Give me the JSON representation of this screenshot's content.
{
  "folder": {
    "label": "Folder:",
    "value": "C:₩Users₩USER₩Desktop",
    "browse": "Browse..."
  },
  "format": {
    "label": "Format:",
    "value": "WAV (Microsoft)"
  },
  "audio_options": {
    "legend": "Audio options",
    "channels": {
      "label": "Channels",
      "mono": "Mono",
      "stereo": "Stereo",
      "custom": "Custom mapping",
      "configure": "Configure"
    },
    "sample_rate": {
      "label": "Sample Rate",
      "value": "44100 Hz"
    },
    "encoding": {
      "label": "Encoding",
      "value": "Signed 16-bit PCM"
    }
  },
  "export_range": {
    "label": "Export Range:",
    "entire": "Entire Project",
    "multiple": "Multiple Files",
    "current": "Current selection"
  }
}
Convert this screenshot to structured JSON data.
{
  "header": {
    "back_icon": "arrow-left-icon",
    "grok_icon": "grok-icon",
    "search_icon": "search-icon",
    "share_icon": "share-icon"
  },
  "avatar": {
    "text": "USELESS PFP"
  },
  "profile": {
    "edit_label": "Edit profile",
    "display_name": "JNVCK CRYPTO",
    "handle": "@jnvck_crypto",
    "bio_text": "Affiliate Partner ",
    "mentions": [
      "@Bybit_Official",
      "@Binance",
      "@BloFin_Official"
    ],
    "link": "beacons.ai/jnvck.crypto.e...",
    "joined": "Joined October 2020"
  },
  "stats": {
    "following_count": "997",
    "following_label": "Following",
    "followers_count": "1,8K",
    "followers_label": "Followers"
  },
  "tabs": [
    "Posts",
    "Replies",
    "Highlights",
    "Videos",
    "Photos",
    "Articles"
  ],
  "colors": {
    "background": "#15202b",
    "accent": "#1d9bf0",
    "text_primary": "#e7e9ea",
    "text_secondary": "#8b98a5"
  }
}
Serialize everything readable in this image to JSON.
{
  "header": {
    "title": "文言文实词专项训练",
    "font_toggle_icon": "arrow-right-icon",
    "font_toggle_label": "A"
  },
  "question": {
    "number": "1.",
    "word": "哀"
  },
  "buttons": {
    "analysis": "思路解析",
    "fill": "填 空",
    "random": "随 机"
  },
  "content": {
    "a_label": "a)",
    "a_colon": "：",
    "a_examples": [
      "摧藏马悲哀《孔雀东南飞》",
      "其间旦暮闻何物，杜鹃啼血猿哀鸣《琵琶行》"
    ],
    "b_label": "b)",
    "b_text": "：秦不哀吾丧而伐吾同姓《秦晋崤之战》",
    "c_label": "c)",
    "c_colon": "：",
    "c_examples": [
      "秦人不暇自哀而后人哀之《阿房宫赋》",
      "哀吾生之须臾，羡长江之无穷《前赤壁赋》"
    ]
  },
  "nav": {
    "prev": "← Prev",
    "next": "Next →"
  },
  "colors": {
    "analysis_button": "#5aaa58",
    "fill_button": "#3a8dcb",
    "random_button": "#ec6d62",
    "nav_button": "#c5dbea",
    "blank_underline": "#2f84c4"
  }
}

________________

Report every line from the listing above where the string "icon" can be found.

▸ THE ANSWER
    "back_icon": "arrow-left-icon",
    "grok_icon": "grok-icon",
    "search_icon": "search-icon",
    "share_icon": "share-icon"
    "font_toggle_icon": "arrow-right-icon",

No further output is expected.